On June 16, the Marine Corps Reserve Band will close out its ten-month nationwide centennial celebration at FDR Four Freedoms Park. Marines, and supporters nationwide, witnessed the kick-off last summer at Times Square. The location for their final performance couldn’t be more fitting.
FDR’s Four Freedoms are meaningful to the Marines, according to the Project Leader for the Marine Corps Reserve Centennial Commemoration, Corrine Parker, a retired Navy Commander. “These Four Freedoms align with the values and the rights from our Constitution that our Marine Corps fights to uphold. The Marine Corps has a long history of fighting and sacrificing so every American has the hope of living with the Four Freedoms that FDR spoke of in his famous 1941 speech.”
The Marine Corps Reserve Band.
Islander Edward Jany, Chief of the Veteran’s Community at Bloomberg L.P., where he directs security operations for Bloomberg in the Americas and also serves as Bloomberg’s Director for Global Health and Safety, was instrumental in bringing the band here. He says, “FDR was advocating for us not being isolationist anymore, and this really resonates for military people.” He said that creating the military reserves program was initially a stop-gap measure so we wouldn’t lose people to the private sector, but that FDR wanted to be able to maintain that service to bring people back in when needed. “FDR was a catalyst to ensure we funded it and kept it going.”
The location of the performance is important to the military, but Jany believes it is also important for the Island, and could potentially help us attract more retail. He thinks free events like this one might inspire other groups to hold events here, and could, ultimately, help market the community and brand it. He says he is “floored at how many of our own New Yorkers don’t know about [the Island].”
This performance, Parker says, “is the capstone of our Centennial Commemoration Campaign. We started the 100-year anniversary with a Once a Marine, Always a Marine formation in Times Square on August 29, so it is fitting that we end it here at Four Freedoms Park on Roosevelt Island.”
Parker also says that the Marine Corps Band from New Orleans is a lot of fun to watch. “[They] have a special personality they pour into each show to make sure the audience has a great experience. Not only are they amazing musicians, they are unbelievable performers. As one of ten fleet bands located at Marine Corps installations throughout the United States and Japan, they routinely perform in military ceremonies and formal events.”
Jany agrees. He says the Marines put on a spectacular show. “The Air Force and Army bands are really nice, but the thing about the Marine band, especially the New Orleans band, is that they do variety,” He calls it a “buffet of music,” and said that, when he was a colonel in New Orleans, they used to rehearse outside his window.
“I can’t say enough good things about [the Marines] for the help they gave to my friends and family and all of the people of the Rockaways after Hurricane Sandy,” says RIOC Board member, Margie Smith. “They came down there and pitched in to help everyone get back on their feet. I know that’s a small thing compared to what they do for our country as a whole, but it made a huge impression on me. And, from a purely superficial point, I’ve heard them play and they’re amazing. Add that to the venue they’ll be playing in - that’s why I’m so excited!”
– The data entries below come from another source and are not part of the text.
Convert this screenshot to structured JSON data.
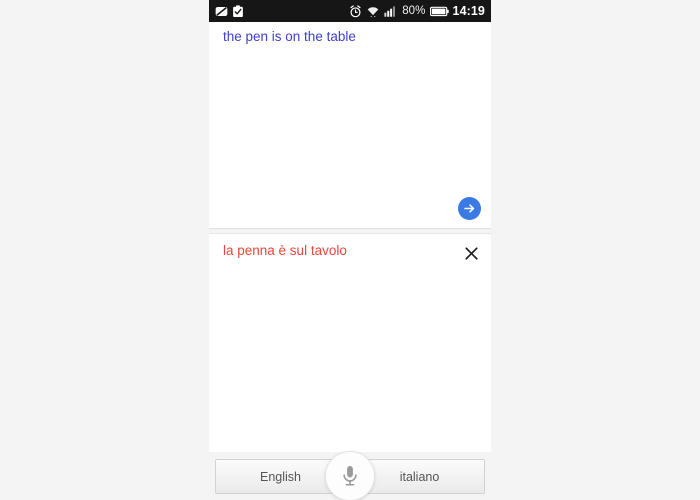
{
  "background_color": "#f4f4f4",
  "status_bar": {
    "background_color": "#161616",
    "left_icons": [
      {
        "name": "mute-icon",
        "label": "Mute"
      },
      {
        "name": "clipboard-check-icon",
        "label": "Clipboard"
      }
    ],
    "right_icons": [
      {
        "name": "alarm-clock-icon",
        "label": "Alarm"
      },
      {
        "name": "wifi-icon",
        "label": "Wi-Fi"
      },
      {
        "name": "signal-bars-icon",
        "label": "Signal"
      }
    ],
    "battery_percent": "80%",
    "battery_icon": "battery-icon",
    "time": "14:19"
  },
  "source": {
    "text": "the pen is on the table",
    "text_color": "#4040c8",
    "go_button_label": "Translate",
    "go_icon": "arrow-right-icon",
    "go_button_color": "#3b7ae4"
  },
  "target": {
    "text": "la penna è sul tavolo",
    "text_color": "#ea453c",
    "clear_button_label": "Clear",
    "clear_icon": "close-icon"
  },
  "language_bar": {
    "source_language": "English",
    "target_language": "italiano",
    "mic_label": "Speak",
    "mic_icon": "microphone-icon"
  }
}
There were many highlights to the tour this past year, according to Parker. “It was an honor to pay tribute to the Reserve Marines who fought in Belleau Wood, France, in World War I, to meet some Marines from Iwo Jima in World War II, and to get to know the thousands of Marines who have fought so bravely from Vietnam to our operations in Iraq and Afghanistan. The men and women who comprise the ranks of the Marine Corps Reserve are truly remarkable people and they deserve our accolades and our unequivocal support.”
The show will take place on June 16, at 7:00 p.m. at FDR Four Freedoms Park. Admission is free.